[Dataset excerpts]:
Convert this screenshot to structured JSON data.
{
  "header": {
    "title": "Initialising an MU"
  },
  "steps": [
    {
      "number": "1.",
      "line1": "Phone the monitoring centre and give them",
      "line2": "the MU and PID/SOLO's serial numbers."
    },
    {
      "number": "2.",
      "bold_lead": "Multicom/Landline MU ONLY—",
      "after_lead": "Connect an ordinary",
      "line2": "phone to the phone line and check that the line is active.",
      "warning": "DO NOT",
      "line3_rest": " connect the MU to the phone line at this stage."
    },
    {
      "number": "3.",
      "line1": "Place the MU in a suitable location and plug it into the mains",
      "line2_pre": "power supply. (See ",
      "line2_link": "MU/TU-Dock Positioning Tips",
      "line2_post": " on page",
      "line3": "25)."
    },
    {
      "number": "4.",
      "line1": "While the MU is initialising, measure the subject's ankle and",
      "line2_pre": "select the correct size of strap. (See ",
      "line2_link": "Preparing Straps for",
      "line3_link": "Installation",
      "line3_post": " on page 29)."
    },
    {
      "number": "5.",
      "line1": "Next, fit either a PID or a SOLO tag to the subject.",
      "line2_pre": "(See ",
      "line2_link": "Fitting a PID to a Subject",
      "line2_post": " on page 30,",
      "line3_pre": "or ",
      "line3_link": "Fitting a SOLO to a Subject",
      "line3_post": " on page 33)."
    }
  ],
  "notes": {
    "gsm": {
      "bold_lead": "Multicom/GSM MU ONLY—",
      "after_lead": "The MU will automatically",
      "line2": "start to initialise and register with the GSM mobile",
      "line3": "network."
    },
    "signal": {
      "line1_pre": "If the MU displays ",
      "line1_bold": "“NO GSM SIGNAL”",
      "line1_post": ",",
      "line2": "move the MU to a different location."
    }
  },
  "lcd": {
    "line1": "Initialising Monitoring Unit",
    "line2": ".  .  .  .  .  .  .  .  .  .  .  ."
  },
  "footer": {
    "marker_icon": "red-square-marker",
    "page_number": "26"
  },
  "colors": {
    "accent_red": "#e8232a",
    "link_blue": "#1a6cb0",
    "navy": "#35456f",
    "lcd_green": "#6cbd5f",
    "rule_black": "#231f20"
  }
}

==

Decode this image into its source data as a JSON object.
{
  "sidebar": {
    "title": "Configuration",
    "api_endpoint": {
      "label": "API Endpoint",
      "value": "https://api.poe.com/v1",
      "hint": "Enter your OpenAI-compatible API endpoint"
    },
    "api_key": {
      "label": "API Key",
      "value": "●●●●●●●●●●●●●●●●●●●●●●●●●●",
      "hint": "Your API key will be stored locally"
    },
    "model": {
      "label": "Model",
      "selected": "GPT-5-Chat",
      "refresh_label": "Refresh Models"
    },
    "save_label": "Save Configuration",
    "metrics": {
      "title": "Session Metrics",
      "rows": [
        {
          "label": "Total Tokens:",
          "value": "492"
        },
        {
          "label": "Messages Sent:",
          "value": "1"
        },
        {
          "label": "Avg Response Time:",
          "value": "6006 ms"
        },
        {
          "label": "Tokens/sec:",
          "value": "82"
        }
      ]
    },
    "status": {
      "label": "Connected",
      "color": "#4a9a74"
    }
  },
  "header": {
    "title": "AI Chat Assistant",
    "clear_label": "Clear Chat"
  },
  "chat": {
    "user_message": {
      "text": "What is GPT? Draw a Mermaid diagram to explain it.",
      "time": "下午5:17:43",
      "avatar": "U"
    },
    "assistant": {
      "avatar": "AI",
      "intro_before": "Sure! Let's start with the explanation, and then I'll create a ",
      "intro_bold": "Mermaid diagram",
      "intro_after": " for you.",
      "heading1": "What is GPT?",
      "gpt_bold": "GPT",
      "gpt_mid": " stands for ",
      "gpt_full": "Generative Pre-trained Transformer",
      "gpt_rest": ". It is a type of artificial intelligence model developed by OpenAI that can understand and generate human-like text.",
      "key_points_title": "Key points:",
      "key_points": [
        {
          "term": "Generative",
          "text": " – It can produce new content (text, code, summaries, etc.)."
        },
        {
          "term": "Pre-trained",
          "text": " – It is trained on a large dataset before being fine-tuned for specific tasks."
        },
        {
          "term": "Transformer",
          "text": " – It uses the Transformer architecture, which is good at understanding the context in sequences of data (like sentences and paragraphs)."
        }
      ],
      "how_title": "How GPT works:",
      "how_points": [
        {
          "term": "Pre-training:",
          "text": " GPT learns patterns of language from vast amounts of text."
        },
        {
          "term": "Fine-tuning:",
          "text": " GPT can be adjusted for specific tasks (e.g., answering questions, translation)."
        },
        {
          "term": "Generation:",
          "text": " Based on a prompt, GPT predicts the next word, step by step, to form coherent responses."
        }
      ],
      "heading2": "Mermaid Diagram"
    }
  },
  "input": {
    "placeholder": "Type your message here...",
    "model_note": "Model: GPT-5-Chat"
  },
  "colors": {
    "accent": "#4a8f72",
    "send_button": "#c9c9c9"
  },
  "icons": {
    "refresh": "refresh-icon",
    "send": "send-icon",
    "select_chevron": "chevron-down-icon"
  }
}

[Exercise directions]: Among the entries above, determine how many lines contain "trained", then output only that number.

[Written solution]: 3